Top of Task material

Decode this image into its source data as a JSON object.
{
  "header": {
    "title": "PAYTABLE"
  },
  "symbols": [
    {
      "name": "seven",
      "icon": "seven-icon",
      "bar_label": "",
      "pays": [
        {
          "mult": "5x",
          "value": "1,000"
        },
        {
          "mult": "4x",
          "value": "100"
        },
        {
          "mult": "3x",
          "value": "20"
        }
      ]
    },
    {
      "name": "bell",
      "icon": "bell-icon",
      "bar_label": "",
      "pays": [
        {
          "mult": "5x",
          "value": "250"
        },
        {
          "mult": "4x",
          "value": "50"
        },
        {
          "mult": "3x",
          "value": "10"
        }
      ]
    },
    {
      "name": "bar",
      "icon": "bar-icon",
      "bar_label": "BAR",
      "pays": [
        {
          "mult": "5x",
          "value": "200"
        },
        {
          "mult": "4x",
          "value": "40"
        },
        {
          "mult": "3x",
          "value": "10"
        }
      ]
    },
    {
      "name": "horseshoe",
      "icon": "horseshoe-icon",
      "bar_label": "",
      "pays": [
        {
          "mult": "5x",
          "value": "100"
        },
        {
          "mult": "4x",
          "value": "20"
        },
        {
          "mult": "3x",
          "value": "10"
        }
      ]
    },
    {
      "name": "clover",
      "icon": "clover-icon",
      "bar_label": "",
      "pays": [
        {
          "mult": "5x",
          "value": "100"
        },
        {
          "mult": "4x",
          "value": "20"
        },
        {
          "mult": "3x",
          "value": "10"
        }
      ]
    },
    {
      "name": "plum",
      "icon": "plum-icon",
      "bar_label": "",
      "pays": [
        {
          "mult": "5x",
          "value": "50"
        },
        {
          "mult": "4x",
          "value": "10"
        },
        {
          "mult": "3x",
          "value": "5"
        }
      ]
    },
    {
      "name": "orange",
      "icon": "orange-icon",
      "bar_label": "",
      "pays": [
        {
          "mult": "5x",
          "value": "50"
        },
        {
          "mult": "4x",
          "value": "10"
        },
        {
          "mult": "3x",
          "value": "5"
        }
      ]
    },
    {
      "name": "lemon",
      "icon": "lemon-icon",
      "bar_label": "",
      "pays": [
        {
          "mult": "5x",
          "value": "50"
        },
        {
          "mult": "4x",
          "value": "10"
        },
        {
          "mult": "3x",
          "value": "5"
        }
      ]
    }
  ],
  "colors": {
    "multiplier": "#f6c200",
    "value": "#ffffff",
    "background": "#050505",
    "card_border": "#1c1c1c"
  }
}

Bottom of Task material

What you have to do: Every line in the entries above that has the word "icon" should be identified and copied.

Response to the task:
      "icon": "seven-icon",
      "icon": "bell-icon",
      "icon": "bar-icon",
      "icon": "horseshoe-icon",
      "icon": "clover-icon",
      "icon": "plum-icon",
      "icon": "orange-icon",
      "icon": "lemon-icon",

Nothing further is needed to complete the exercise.